▶ Study material:

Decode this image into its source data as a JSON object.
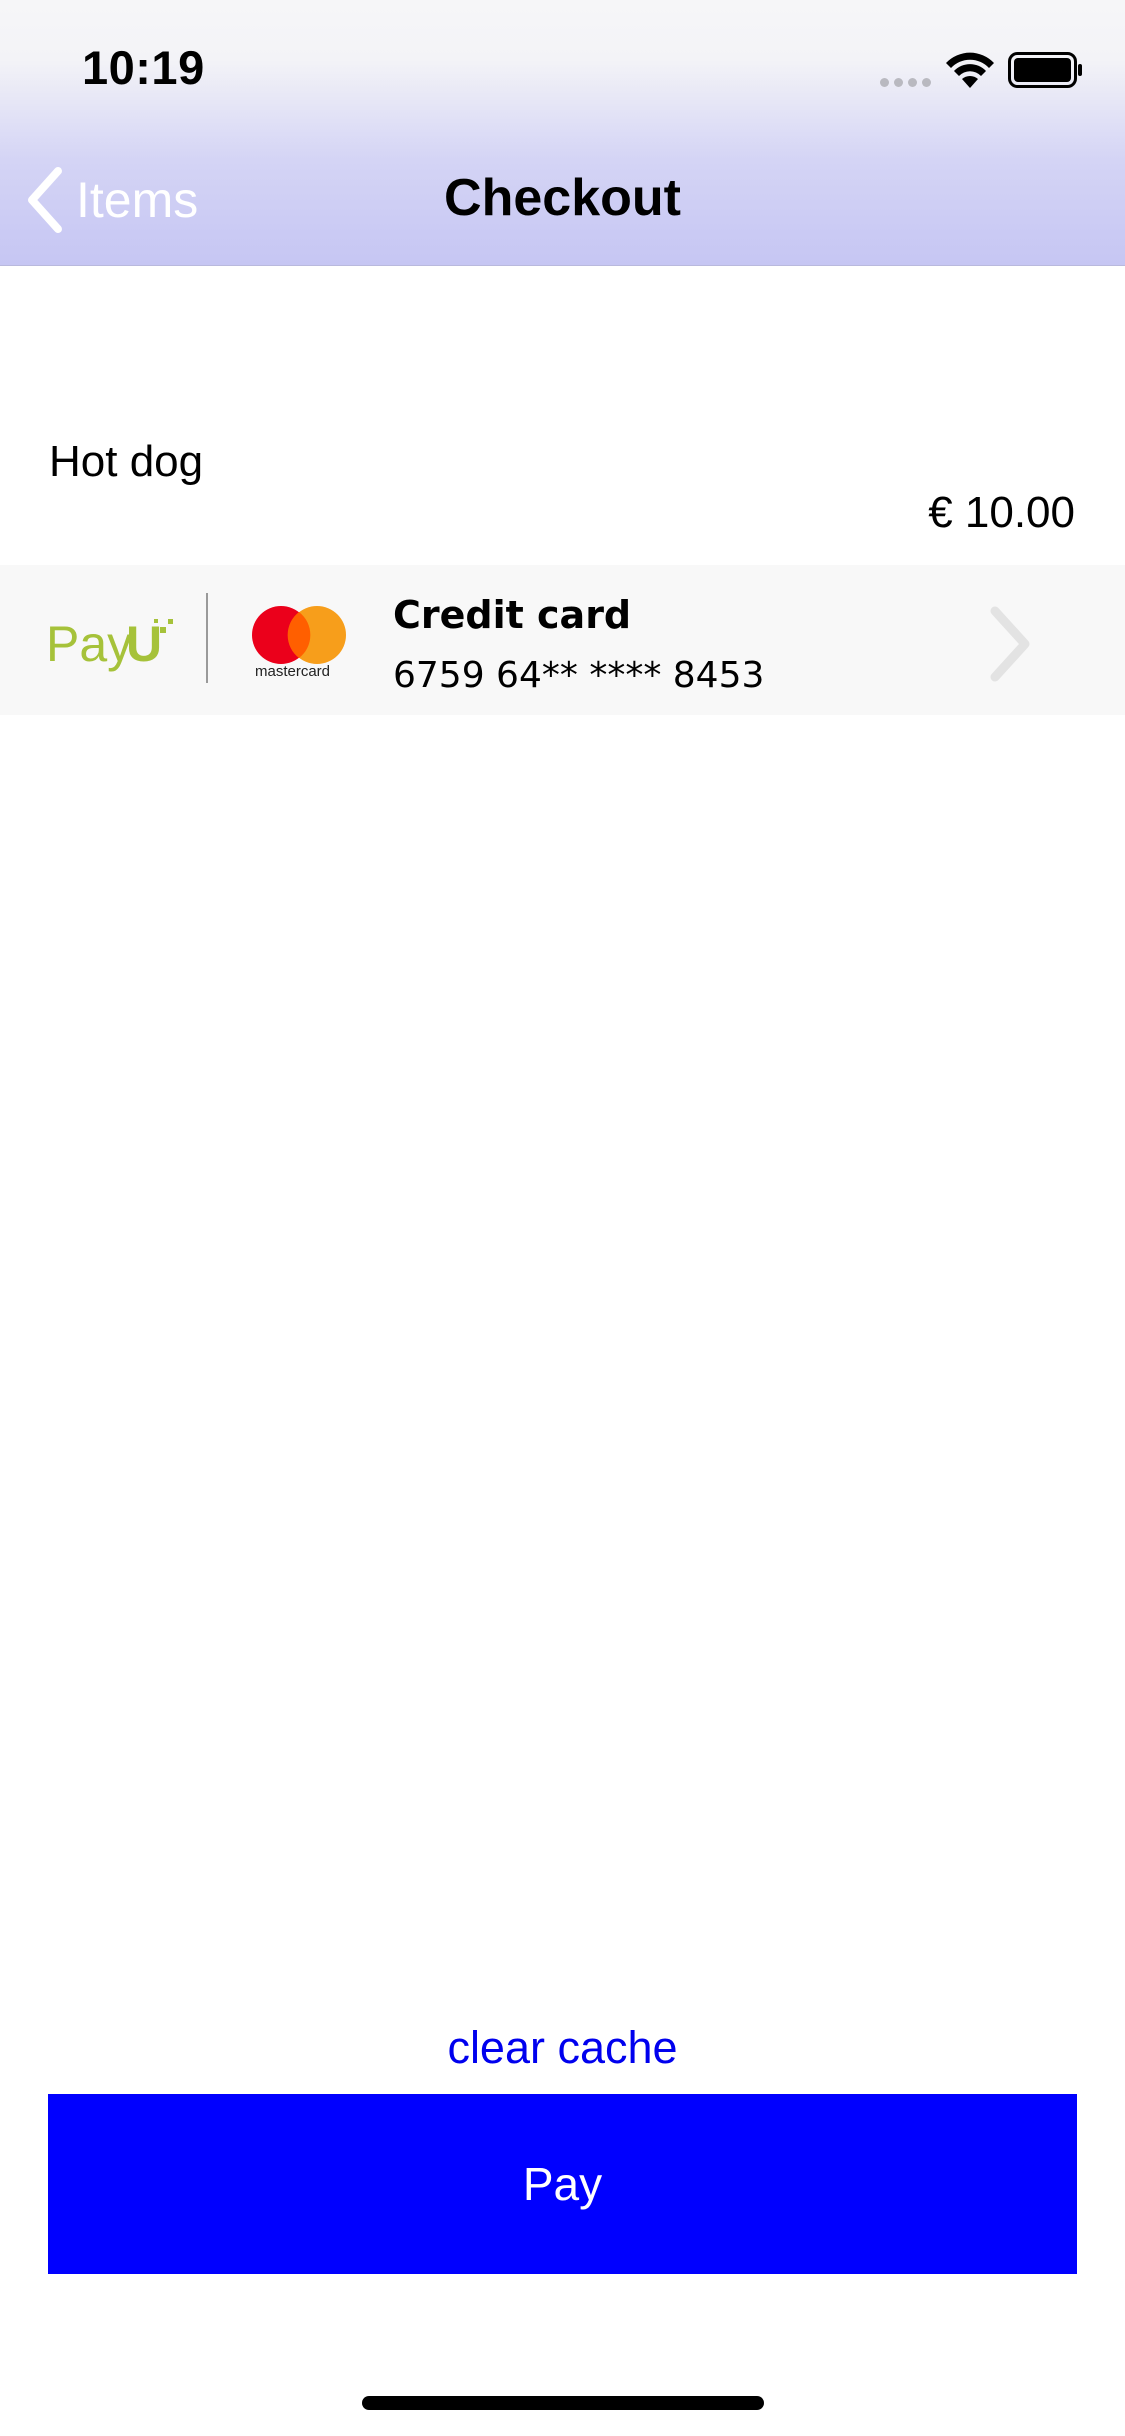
{
  "status_bar": {
    "time": "10:19",
    "icons": [
      "signal-icon",
      "wifi-icon",
      "battery-icon"
    ]
  },
  "nav": {
    "back_label": "Items",
    "title": "Checkout",
    "back_icon": "chevron-left-icon"
  },
  "item": {
    "name": "Hot dog",
    "price": "€ 10.00"
  },
  "payment_method": {
    "provider_logo": "PayU",
    "card_brand": "mastercard",
    "title": "Credit card",
    "masked_number": "6759 64** **** 8453",
    "chevron_icon": "chevron-right-icon"
  },
  "actions": {
    "clear_cache_label": "clear cache",
    "pay_label": "Pay"
  },
  "colors": {
    "accent_blue": "#0000ff",
    "link_blue": "#0000ee",
    "nav_gradient_bottom": "#c6c6f3",
    "payu_green": "#a6c23a",
    "mc_red": "#eb001b",
    "mc_orange": "#f79e1b"
  }
}
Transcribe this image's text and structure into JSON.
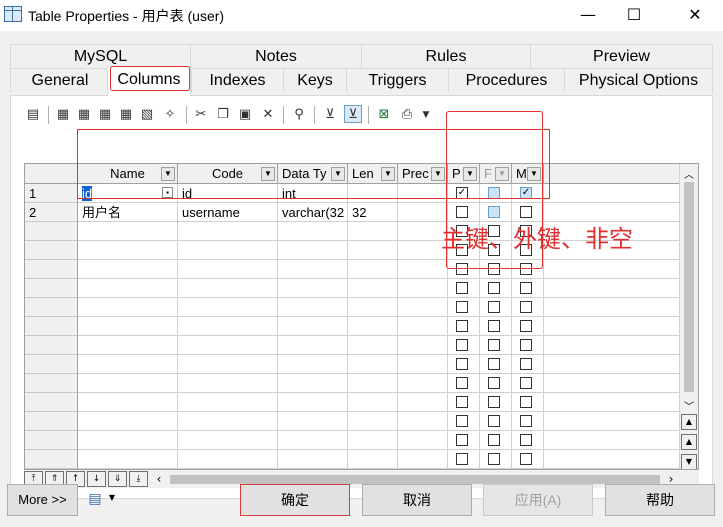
{
  "window": {
    "title": "Table Properties - 用户表 (user)",
    "minimize": "—",
    "maximize": "☐",
    "close": "✕"
  },
  "tabs_top": [
    "MySQL",
    "Notes",
    "Rules",
    "Preview"
  ],
  "tabs_bottom": [
    "General",
    "Columns",
    "Indexes",
    "Keys",
    "Triggers",
    "Procedures",
    "Physical Options"
  ],
  "grid": {
    "headers": [
      "Name",
      "Code",
      "Data Ty",
      "Len",
      "Prec",
      "P",
      "F",
      "M"
    ],
    "rows": [
      {
        "num": "1",
        "name": "id",
        "code": "id",
        "type": "int",
        "len": "",
        "p": true,
        "f": false,
        "m": true
      },
      {
        "num": "2",
        "name": "用户名",
        "code": "username",
        "type": "varchar(32",
        "len": "32",
        "p": false,
        "f": false,
        "m": false
      }
    ]
  },
  "annotation": "主键、外键、非空",
  "buttons": {
    "more": "More >>",
    "ok": "确定",
    "cancel": "取消",
    "apply": "应用(A)",
    "help": "帮助"
  },
  "colors": {
    "highlight_red": "#e03030",
    "checkbox_blue": "#cce4f7"
  }
}
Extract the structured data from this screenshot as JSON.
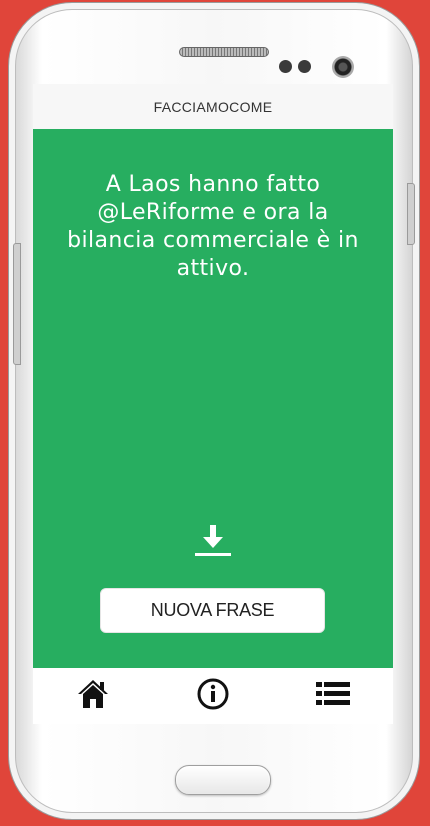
{
  "app": {
    "title": "FACCIAMOCOME"
  },
  "main": {
    "quote": "A Laos hanno fatto @LeRiforme e ora la bilancia commerciale è in attivo.",
    "download_icon": "download-icon",
    "new_phrase_label": "NUOVA FRASE"
  },
  "nav": {
    "items": [
      {
        "icon": "home-icon"
      },
      {
        "icon": "info-icon"
      },
      {
        "icon": "list-icon"
      }
    ]
  },
  "colors": {
    "background": "#e0453a",
    "accent": "#27ae60",
    "topbar": "#f7f7f7"
  }
}
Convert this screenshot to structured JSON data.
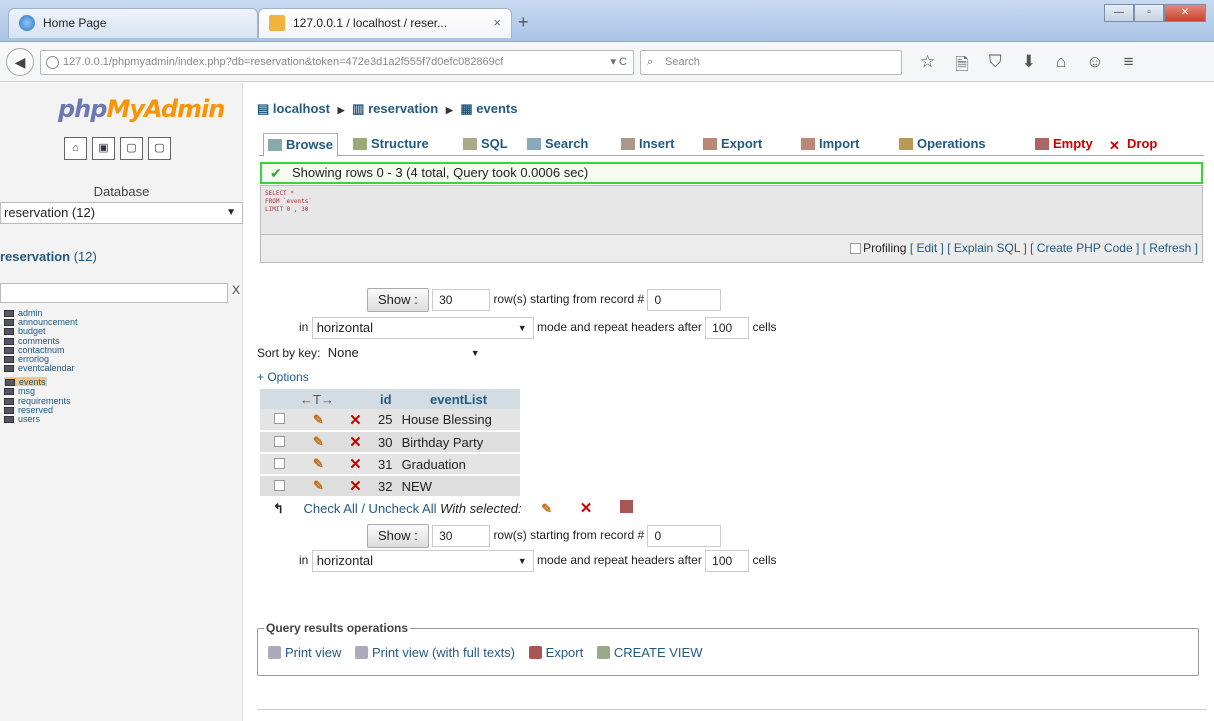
{
  "browser": {
    "tabs": [
      {
        "title": "Home Page",
        "close": "×"
      },
      {
        "title": "127.0.0.1 / localhost / reser...",
        "close": "×"
      }
    ],
    "new_tab": "+",
    "window_buttons": {
      "minimize": "—",
      "maximize": "▫",
      "close": "✕"
    },
    "url": "127.0.0.1/phpmyadmin/index.php?db=reservation&token=472e3d1a2f555f7d0efc082869cf",
    "search_placeholder": "Search",
    "nav_icons": [
      "☆",
      "🗎",
      "⛉",
      "⬇",
      "⌂",
      "☺",
      "≡"
    ]
  },
  "sidebar": {
    "logo_php": "php",
    "logo_myadmin": "MyAdmin",
    "database_label": "Database",
    "database_selected": "reservation (12)",
    "db_heading": "reservation",
    "db_count": "(12)",
    "filter_clear": "X",
    "tables": [
      "admin",
      "announcement",
      "budget",
      "comments",
      "contactnum",
      "errorlog",
      "eventcalendar",
      "events",
      "msg",
      "requirements",
      "reserved",
      "users"
    ],
    "selected_table": "events"
  },
  "main": {
    "breadcrumb": {
      "server": "localhost",
      "database": "reservation",
      "table": "events"
    },
    "tabs": [
      "Browse",
      "Structure",
      "SQL",
      "Search",
      "Insert",
      "Export",
      "Import",
      "Operations",
      "Empty",
      "Drop"
    ],
    "message": "Showing rows 0 - 3 (4 total, Query took 0.0006 sec)",
    "sql_lines": [
      "SELECT *",
      "FROM `events`",
      "LIMIT 0 , 30"
    ],
    "profiling": {
      "label": "Profiling",
      "edit": "[ Edit ]",
      "explain": "[ Explain SQL ]",
      "create_php": "[ Create PHP Code ]",
      "refresh": "[ Refresh ]"
    },
    "nav": {
      "show_button": "Show :",
      "rows_value": "30",
      "starting_text": "row(s) starting from record #",
      "start_value": "0",
      "in_text": "in",
      "mode": "horizontal",
      "mode_text": "mode and repeat headers after",
      "repeat_value": "100",
      "cells_text": "cells"
    },
    "sort_label": "Sort by key:",
    "sort_value": "None",
    "options": "+ Options",
    "grid": {
      "arrows": "←T→",
      "columns": [
        "id",
        "eventList"
      ],
      "rows": [
        {
          "id": "25",
          "eventList": "House Blessing"
        },
        {
          "id": "30",
          "eventList": "Birthday Party"
        },
        {
          "id": "31",
          "eventList": "Graduation"
        },
        {
          "id": "32",
          "eventList": "NEW"
        }
      ]
    },
    "check_all": "Check All / Uncheck All",
    "with_selected": "With selected:",
    "qro": {
      "legend": "Query results operations",
      "print": "Print view",
      "print_full": "Print view (with full texts)",
      "export": "Export",
      "create_view": "CREATE VIEW"
    }
  }
}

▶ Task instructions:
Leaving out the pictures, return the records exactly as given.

▶ Written answer:
Decode this image into its source data as a JSON object.
{
  "status_bar": {
    "time": "10:19",
    "icons": [
      "signal-icon",
      "wifi-icon",
      "battery-icon"
    ]
  },
  "nav": {
    "back_label": "Items",
    "title": "Checkout",
    "back_icon": "chevron-left-icon"
  },
  "item": {
    "name": "Hot dog",
    "price": "€ 10.00"
  },
  "payment_method": {
    "provider_logo": "PayU",
    "card_brand": "mastercard",
    "title": "Credit card",
    "masked_number": "6759 64** **** 8453",
    "chevron_icon": "chevron-right-icon"
  },
  "actions": {
    "clear_cache_label": "clear cache",
    "pay_label": "Pay"
  },
  "colors": {
    "accent_blue": "#0000ff",
    "link_blue": "#0000ee",
    "nav_gradient_bottom": "#c6c6f3",
    "payu_green": "#a6c23a",
    "mc_red": "#eb001b",
    "mc_orange": "#f79e1b"
  }
}
Transcribe this image's text and structure into JSON.
{
  "window": {
    "title": "Table Properties - 用户表 (user)",
    "minimize": "—",
    "maximize": "☐",
    "close": "✕"
  },
  "tabs_top": [
    "MySQL",
    "Notes",
    "Rules",
    "Preview"
  ],
  "tabs_bottom": [
    "General",
    "Columns",
    "Indexes",
    "Keys",
    "Triggers",
    "Procedures",
    "Physical Options"
  ],
  "grid": {
    "headers": [
      "Name",
      "Code",
      "Data Ty",
      "Len",
      "Prec",
      "P",
      "F",
      "M"
    ],
    "rows": [
      {
        "num": "1",
        "name": "id",
        "code": "id",
        "type": "int",
        "len": "",
        "p": true,
        "f": false,
        "m": true
      },
      {
        "num": "2",
        "name": "用户名",
        "code": "username",
        "type": "varchar(32",
        "len": "32",
        "p": false,
        "f": false,
        "m": false
      }
    ]
  },
  "annotation": "主键、外键、非空",
  "buttons": {
    "more": "More >>",
    "ok": "确定",
    "cancel": "取消",
    "apply": "应用(A)",
    "help": "帮助"
  },
  "colors": {
    "highlight_red": "#e03030",
    "checkbox_blue": "#cce4f7"
  }
}
Extract the structured data from this screenshot as JSON.
{
  "app": {
    "title": "FACCIAMOCOME"
  },
  "main": {
    "quote": "A Laos hanno fatto @LeRiforme e ora la bilancia commerciale è in attivo.",
    "download_icon": "download-icon",
    "new_phrase_label": "NUOVA FRASE"
  },
  "nav": {
    "items": [
      {
        "icon": "home-icon"
      },
      {
        "icon": "info-icon"
      },
      {
        "icon": "list-icon"
      }
    ]
  },
  "colors": {
    "background": "#e0453a",
    "accent": "#27ae60",
    "topbar": "#f7f7f7"
  }
}
Convert this screenshot to structured JSON data.
{
  "browser": {
    "tabs": [
      {
        "title": "Home Page",
        "close": "×"
      },
      {
        "title": "127.0.0.1 / localhost / reser...",
        "close": "×"
      }
    ],
    "new_tab": "+",
    "window_buttons": {
      "minimize": "—",
      "maximize": "▫",
      "close": "✕"
    },
    "url": "127.0.0.1/phpmyadmin/index.php?db=reservation&token=472e3d1a2f555f7d0efc082869cf",
    "search_placeholder": "Search",
    "nav_icons": [
      "☆",
      "🗎",
      "⛉",
      "⬇",
      "⌂",
      "☺",
      "≡"
    ]
  },
  "sidebar": {
    "logo_php": "php",
    "logo_myadmin": "MyAdmin",
    "database_label": "Database",
    "database_selected": "reservation (12)",
    "db_heading": "reservation",
    "db_count": "(12)",
    "filter_clear": "X",
    "tables": [
      "admin",
      "announcement",
      "budget",
      "comments",
      "contactnum",
      "errorlog",
      "eventcalendar",
      "events",
      "msg",
      "requirements",
      "reserved",
      "users"
    ],
    "selected_table": "events"
  },
  "main": {
    "breadcrumb": {
      "server": "localhost",
      "database": "reservation",
      "table": "events"
    },
    "tabs": [
      "Browse",
      "Structure",
      "SQL",
      "Search",
      "Insert",
      "Export",
      "Import",
      "Operations",
      "Empty",
      "Drop"
    ],
    "message": "Showing rows 0 - 3 (4 total, Query took 0.0006 sec)",
    "sql_lines": [
      "SELECT *",
      "FROM `events`",
      "LIMIT 0 , 30"
    ],
    "profiling": {
      "label": "Profiling",
      "edit": "[ Edit ]",
      "explain": "[ Explain SQL ]",
      "create_php": "[ Create PHP Code ]",
      "refresh": "[ Refresh ]"
    },
    "nav": {
      "show_button": "Show :",
      "rows_value": "30",
      "starting_text": "row(s) starting from record #",
      "start_value": "0",
      "in_text": "in",
      "mode": "horizontal",
      "mode_text": "mode and repeat headers after",
      "repeat_value": "100",
      "cells_text": "cells"
    },
    "sort_label": "Sort by key:",
    "sort_value": "None",
    "options": "+ Options",
    "grid": {
      "arrows": "←T→",
      "columns": [
        "id",
        "eventList"
      ],
      "rows": [
        {
          "id": "25",
          "eventList": "House Blessing"
        },
        {
          "id": "30",
          "eventList": "Birthday Party"
        },
        {
          "id": "31",
          "eventList": "Graduation"
        },
        {
          "id": "32",
          "eventList": "NEW"
        }
      ]
    },
    "check_all": "Check All / Uncheck All",
    "with_selected": "With selected:",
    "qro": {
      "legend": "Query results operations",
      "print": "Print view",
      "print_full": "Print view (with full texts)",
      "export": "Export",
      "create_view": "CREATE VIEW"
    }
  }
}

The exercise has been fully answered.